It surely must befuddle those on the inside track of our transforming culture—just as we seem to be learning what true progress is, we rebuild the shaming scaffolds of our Puritan forefathers. Can we not have a culture that embraces the moral equivalence of all forms of sexual expression, the existential (read: non-transcendent) nature of love, and the casting off of ancient beliefs about God and the universe, while simultaneously widening the margins of civic life to include all kinds of beliefs, even those that discomfort us? Cannot we live out the promises of the Sexual Revolution while saving a place in our midst for those who opt out?

No, we cannot. The reason is simple: A broken American conscience cannot be trusted. Compassion is a class that secularism doesn’t offer. Exchanging the Puritanism of Arthur Dimmesdale for the Puritanism of Alfred Kinsey is not progress. Cultural elites may say we are becoming a better people because we break with human history on the meaning of marriage or the dignity of human life, but a glance outside suggests otherwise.

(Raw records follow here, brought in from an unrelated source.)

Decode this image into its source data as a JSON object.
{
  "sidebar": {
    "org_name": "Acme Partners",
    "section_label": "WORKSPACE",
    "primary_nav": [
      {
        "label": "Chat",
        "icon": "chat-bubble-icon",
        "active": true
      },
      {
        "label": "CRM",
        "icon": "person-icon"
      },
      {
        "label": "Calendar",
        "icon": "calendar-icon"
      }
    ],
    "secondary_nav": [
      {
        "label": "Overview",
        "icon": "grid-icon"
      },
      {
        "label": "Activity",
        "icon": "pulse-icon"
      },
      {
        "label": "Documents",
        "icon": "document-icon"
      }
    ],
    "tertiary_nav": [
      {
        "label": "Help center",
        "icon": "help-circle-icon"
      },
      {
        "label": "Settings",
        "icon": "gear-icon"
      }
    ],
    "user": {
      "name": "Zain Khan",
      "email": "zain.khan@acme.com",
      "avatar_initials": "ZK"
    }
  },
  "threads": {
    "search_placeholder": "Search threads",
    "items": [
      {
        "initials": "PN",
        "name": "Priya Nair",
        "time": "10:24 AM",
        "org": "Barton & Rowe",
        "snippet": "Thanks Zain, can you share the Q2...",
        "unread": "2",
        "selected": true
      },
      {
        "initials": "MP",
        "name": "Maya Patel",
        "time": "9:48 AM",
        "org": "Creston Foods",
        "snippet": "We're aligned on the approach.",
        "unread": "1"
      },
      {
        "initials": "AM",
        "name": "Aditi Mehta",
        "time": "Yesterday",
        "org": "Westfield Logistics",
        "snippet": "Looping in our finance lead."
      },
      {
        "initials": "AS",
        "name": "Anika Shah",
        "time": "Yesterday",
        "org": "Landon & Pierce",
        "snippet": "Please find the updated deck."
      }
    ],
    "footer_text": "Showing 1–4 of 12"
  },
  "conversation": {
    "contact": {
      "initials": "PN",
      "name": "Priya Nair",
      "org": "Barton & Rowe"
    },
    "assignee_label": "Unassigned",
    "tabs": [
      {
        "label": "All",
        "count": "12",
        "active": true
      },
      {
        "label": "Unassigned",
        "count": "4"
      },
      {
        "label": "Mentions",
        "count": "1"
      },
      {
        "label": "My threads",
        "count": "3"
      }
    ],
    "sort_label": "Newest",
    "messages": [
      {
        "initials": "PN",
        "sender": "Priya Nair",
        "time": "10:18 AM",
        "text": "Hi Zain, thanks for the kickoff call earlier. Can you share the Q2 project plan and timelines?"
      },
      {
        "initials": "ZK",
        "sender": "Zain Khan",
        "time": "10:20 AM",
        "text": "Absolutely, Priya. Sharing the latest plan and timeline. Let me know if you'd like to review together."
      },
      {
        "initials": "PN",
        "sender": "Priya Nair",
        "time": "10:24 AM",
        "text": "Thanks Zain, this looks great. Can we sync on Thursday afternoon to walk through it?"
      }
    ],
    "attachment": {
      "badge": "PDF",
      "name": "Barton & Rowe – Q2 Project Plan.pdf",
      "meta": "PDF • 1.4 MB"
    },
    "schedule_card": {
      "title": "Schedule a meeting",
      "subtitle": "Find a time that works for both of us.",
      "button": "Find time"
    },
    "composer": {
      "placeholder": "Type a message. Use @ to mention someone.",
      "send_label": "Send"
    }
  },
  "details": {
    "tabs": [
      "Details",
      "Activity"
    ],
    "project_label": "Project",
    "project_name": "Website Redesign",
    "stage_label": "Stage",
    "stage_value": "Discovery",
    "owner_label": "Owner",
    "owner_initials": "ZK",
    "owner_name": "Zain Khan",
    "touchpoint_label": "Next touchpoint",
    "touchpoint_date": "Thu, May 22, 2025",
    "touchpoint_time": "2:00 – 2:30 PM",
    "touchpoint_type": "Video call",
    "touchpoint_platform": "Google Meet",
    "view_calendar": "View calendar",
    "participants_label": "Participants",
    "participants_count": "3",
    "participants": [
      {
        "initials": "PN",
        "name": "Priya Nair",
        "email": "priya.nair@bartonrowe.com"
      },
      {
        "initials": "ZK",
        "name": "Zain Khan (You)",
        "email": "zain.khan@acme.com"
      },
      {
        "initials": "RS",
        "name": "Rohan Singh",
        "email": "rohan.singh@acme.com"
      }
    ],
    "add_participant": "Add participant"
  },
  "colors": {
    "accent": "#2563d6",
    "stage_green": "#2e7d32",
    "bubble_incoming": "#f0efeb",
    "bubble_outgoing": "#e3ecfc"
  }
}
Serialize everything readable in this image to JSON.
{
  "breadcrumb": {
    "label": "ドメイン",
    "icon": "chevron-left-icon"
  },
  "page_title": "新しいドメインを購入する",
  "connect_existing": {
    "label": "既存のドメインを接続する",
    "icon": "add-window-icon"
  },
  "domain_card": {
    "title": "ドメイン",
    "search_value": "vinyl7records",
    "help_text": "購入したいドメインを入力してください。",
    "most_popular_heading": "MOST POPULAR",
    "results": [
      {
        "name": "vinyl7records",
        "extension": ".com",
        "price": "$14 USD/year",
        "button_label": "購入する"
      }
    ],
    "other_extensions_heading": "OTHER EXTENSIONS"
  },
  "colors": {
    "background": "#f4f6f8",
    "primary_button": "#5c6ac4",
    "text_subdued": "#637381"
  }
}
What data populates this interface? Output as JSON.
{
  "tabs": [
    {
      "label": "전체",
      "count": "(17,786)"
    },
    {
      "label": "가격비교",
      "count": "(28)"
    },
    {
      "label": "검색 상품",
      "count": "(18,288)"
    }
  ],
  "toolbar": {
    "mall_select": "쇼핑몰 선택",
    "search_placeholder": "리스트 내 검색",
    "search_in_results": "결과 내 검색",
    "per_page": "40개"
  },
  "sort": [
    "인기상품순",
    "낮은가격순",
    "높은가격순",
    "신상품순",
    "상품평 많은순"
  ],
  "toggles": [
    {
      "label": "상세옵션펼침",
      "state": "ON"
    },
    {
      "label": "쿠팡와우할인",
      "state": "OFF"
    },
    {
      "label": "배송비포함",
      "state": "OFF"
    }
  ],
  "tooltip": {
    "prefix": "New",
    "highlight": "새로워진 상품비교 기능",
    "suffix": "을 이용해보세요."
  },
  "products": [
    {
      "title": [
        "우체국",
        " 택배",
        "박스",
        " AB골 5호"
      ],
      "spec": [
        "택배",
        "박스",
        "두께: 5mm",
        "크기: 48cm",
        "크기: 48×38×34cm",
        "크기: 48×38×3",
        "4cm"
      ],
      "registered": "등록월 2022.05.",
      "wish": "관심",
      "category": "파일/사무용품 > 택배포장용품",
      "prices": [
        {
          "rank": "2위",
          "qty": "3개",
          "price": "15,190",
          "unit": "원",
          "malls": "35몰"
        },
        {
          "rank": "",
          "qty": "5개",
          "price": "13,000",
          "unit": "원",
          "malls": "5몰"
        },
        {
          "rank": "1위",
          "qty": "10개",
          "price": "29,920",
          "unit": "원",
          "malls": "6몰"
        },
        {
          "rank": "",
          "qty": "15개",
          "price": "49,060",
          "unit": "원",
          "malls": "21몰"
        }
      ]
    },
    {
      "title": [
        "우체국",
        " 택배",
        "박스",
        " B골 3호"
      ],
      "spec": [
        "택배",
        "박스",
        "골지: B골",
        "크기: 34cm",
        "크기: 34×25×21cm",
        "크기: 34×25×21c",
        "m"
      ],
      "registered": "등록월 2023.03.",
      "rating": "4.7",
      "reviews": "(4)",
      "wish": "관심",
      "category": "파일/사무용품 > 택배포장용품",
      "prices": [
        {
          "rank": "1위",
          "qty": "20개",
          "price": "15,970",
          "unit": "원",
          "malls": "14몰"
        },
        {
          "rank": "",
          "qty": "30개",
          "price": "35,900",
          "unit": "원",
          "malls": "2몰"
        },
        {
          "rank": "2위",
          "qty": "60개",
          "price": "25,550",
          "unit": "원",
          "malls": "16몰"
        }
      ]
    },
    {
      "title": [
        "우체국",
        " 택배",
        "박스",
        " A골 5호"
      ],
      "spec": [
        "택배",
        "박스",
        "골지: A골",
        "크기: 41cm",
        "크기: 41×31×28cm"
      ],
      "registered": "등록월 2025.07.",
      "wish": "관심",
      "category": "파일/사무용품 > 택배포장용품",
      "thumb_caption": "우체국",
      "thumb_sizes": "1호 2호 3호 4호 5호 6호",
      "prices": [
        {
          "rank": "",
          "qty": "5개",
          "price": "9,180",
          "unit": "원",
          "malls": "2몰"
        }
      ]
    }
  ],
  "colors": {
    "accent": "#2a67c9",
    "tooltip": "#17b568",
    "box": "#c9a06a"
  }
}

Read it all.

Filed under: * Culture-WatchBlogging & the Internet--Social NetworkingHistoryMarriage & FamilyPsychologyReligion & CultureSexuality* TheologyAnthropologyEthics / Moral Theology

May 2, 2015 at 3:00 pm - 0 comments - [link] [Printer Friendly] [Print w/ comments]

Posted by Kendall Harmon

Such a pattern of religious Dualism did not last into modern times, but it used to be very commonplace to find some such dichotomy. Allegedly, Judaism was the faith of the wrathful, legalistic God of the Old Testament; Christians followed Jesus, and his words of love and mercy. Only a hundred years ago, the great Bible scholar Adolf von Harnack wanted to eject the Old Testament from the Christian Bible, an act he saw as the logical conclusion of the Reformation. Von Harnack himself was not anti-Semitic, although plenty of his sympathizers in such matters were. But the stereotypical dismissal of the Old Testament is certainly anti-Judaic, in the sense of stigmatizing the Hebrew Bible that is the foundation of Jewish faith and identity.

It is hard to know what is most incorrect about this cliché of “the wrathful, Old Testament Jehovah,” or most offensive. A century of Bible scholarship has made it absolutely clear that virtually everything Jesus preached can be found in the Hebrew Bible or Old Testament, including many sayings and pronouncements that seem most radical and innovative. Any attempt to separate Jesus from his Jewish roots – or the New Testament from the Old – is utterly misguided, and doomed to fail. The whole vision of God as loving and forgiving derives from the Old Testament, as is clear to anyone who has ever opened its pages. If you think of the Old Testament God as merely “wrathful,” your knowledge of the text is very slight.

Read it all.

Filed under: * Culture-WatchHistoryReligion & Culture* Religion News & CommentaryOther Faiths* TheologyTheology: Scripture

May 2, 2015 at 2:29 pm - 0 comments - [link] [Printer Friendly] [Print w/ comments]

[24 : 0.0842]